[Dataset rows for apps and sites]
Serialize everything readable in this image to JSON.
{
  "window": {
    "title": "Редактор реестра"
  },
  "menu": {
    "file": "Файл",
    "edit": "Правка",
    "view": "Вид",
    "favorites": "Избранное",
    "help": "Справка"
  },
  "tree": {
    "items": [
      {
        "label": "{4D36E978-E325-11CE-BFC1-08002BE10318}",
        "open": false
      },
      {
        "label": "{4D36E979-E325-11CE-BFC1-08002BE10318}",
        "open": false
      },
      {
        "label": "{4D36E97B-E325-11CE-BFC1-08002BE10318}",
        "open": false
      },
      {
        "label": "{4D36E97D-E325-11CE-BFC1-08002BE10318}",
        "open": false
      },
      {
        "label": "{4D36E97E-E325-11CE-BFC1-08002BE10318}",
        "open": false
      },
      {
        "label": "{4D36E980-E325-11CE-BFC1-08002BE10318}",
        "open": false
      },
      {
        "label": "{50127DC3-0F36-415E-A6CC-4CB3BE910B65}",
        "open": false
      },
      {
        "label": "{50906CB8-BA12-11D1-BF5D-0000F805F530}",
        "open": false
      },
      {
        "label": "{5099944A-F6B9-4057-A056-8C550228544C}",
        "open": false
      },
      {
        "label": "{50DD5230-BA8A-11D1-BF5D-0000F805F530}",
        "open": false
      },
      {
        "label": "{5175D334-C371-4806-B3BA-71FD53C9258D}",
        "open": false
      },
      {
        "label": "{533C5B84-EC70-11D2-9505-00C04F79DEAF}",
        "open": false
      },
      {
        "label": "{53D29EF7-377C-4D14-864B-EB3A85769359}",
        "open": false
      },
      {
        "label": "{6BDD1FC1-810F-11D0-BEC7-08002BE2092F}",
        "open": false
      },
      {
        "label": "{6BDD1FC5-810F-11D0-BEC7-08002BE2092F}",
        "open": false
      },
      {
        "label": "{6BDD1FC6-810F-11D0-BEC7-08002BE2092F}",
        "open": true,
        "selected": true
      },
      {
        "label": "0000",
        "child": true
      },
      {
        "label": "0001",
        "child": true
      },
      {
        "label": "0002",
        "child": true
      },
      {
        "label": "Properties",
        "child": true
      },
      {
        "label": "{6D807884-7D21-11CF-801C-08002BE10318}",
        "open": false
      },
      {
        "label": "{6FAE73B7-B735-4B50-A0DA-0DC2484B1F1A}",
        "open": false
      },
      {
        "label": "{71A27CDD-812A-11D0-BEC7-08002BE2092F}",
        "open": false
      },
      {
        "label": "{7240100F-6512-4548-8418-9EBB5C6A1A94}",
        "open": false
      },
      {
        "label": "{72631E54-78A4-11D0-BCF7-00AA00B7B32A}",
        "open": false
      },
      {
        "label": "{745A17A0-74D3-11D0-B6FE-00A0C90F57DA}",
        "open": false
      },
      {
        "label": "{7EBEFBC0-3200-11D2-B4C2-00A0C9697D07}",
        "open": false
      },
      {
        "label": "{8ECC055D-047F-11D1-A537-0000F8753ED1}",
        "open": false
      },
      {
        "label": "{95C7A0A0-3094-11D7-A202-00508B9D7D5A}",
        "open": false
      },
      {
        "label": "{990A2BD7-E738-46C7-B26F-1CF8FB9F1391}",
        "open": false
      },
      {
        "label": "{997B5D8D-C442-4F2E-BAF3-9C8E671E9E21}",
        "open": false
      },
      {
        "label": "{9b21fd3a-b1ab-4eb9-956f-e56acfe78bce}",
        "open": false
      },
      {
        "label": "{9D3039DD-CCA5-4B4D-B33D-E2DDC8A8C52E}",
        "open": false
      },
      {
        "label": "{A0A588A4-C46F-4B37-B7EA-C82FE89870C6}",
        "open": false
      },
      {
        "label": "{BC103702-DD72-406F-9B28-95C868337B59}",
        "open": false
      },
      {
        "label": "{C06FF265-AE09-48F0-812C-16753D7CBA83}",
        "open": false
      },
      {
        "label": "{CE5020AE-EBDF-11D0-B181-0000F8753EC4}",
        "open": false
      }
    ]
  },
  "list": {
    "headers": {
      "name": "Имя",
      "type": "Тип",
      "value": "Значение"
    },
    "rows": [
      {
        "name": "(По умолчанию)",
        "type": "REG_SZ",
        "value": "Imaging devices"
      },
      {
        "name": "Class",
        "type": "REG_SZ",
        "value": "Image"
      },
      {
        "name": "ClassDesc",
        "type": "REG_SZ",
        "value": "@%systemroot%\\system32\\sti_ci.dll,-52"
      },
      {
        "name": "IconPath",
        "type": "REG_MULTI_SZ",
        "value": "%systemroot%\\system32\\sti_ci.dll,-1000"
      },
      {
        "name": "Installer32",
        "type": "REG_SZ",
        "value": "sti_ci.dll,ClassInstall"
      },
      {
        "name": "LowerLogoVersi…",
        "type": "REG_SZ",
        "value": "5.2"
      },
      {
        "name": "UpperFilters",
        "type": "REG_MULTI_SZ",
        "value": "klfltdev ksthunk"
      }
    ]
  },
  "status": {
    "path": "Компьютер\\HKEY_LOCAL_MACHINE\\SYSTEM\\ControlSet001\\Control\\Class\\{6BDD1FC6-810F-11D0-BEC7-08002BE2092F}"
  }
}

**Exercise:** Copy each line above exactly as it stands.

**Answer to this problem:**
Serialize everything readable in this image to JSON.
{
  "window": {
    "title": "Редактор реестра"
  },
  "menu": {
    "file": "Файл",
    "edit": "Правка",
    "view": "Вид",
    "favorites": "Избранное",
    "help": "Справка"
  },
  "tree": {
    "items": [
      {
        "label": "{4D36E978-E325-11CE-BFC1-08002BE10318}",
        "open": false
      },
      {
        "label": "{4D36E979-E325-11CE-BFC1-08002BE10318}",
        "open": false
      },
      {
        "label": "{4D36E97B-E325-11CE-BFC1-08002BE10318}",
        "open": false
      },
      {
        "label": "{4D36E97D-E325-11CE-BFC1-08002BE10318}",
        "open": false
      },
      {
        "label": "{4D36E97E-E325-11CE-BFC1-08002BE10318}",
        "open": false
      },
      {
        "label": "{4D36E980-E325-11CE-BFC1-08002BE10318}",
        "open": false
      },
      {
        "label": "{50127DC3-0F36-415E-A6CC-4CB3BE910B65}",
        "open": false
      },
      {
        "label": "{50906CB8-BA12-11D1-BF5D-0000F805F530}",
        "open": false
      },
      {
        "label": "{5099944A-F6B9-4057-A056-8C550228544C}",
        "open": false
      },
      {
        "label": "{50DD5230-BA8A-11D1-BF5D-0000F805F530}",
        "open": false
      },
      {
        "label": "{5175D334-C371-4806-B3BA-71FD53C9258D}",
        "open": false
      },
      {
        "label": "{533C5B84-EC70-11D2-9505-00C04F79DEAF}",
        "open": false
      },
      {
        "label": "{53D29EF7-377C-4D14-864B-EB3A85769359}",
        "open": false
      },
      {
        "label": "{6BDD1FC1-810F-11D0-BEC7-08002BE2092F}",
        "open": false
      },
      {
        "label": "{6BDD1FC5-810F-11D0-BEC7-08002BE2092F}",
        "open": false
      },
      {
        "label": "{6BDD1FC6-810F-11D0-BEC7-08002BE2092F}",
        "open": true,
        "selected": true
      },
      {
        "label": "0000",
        "child": true
      },
      {
        "label": "0001",
        "child": true
      },
      {
        "label": "0002",
        "child": true
      },
      {
        "label": "Properties",
        "child": true
      },
      {
        "label": "{6D807884-7D21-11CF-801C-08002BE10318}",
        "open": false
      },
      {
        "label": "{6FAE73B7-B735-4B50-A0DA-0DC2484B1F1A}",
        "open": false
      },
      {
        "label": "{71A27CDD-812A-11D0-BEC7-08002BE2092F}",
        "open": false
      },
      {
        "label": "{7240100F-6512-4548-8418-9EBB5C6A1A94}",
        "open": false
      },
      {
        "label": "{72631E54-78A4-11D0-BCF7-00AA00B7B32A}",
        "open": false
      },
      {
        "label": "{745A17A0-74D3-11D0-B6FE-00A0C90F57DA}",
        "open": false
      },
      {
        "label": "{7EBEFBC0-3200-11D2-B4C2-00A0C9697D07}",
        "open": false
      },
      {
        "label": "{8ECC055D-047F-11D1-A537-0000F8753ED1}",
        "open": false
      },
      {
        "label": "{95C7A0A0-3094-11D7-A202-00508B9D7D5A}",
        "open": false
      },
      {
        "label": "{990A2BD7-E738-46C7-B26F-1CF8FB9F1391}",
        "open": false
      },
      {
        "label": "{997B5D8D-C442-4F2E-BAF3-9C8E671E9E21}",
        "open": false
      },
      {
        "label": "{9b21fd3a-b1ab-4eb9-956f-e56acfe78bce}",
        "open": false
      },
      {
        "label": "{9D3039DD-CCA5-4B4D-B33D-E2DDC8A8C52E}",
        "open": false
      },
      {
        "label": "{A0A588A4-C46F-4B37-B7EA-C82FE89870C6}",
        "open": false
      },
      {
        "label": "{BC103702-DD72-406F-9B28-95C868337B59}",
        "open": false
      },
      {
        "label": "{C06FF265-AE09-48F0-812C-16753D7CBA83}",
        "open": false
      },
      {
        "label": "{CE5020AE-EBDF-11D0-B181-0000F8753EC4}",
        "open": false
      }
    ]
  },
  "list": {
    "headers": {
      "name": "Имя",
      "type": "Тип",
      "value": "Значение"
    },
    "rows": [
      {
        "name": "(По умолчанию)",
        "type": "REG_SZ",
        "value": "Imaging devices"
      },
      {
        "name": "Class",
        "type": "REG_SZ",
        "value": "Image"
      },
      {
        "name": "ClassDesc",
        "type": "REG_SZ",
        "value": "@%systemroot%\\system32\\sti_ci.dll,-52"
      },
      {
        "name": "IconPath",
        "type": "REG_MULTI_SZ",
        "value": "%systemroot%\\system32\\sti_ci.dll,-1000"
      },
      {
        "name": "Installer32",
        "type": "REG_SZ",
        "value": "sti_ci.dll,ClassInstall"
      },
      {
        "name": "LowerLogoVersi…",
        "type": "REG_SZ",
        "value": "5.2"
      },
      {
        "name": "UpperFilters",
        "type": "REG_MULTI_SZ",
        "value": "klfltdev ksthunk"
      }
    ]
  },
  "status": {
    "path": "Компьютер\\HKEY_LOCAL_MACHINE\\SYSTEM\\ControlSet001\\Control\\Class\\{6BDD1FC6-810F-11D0-BEC7-08002BE2092F}"
  }
}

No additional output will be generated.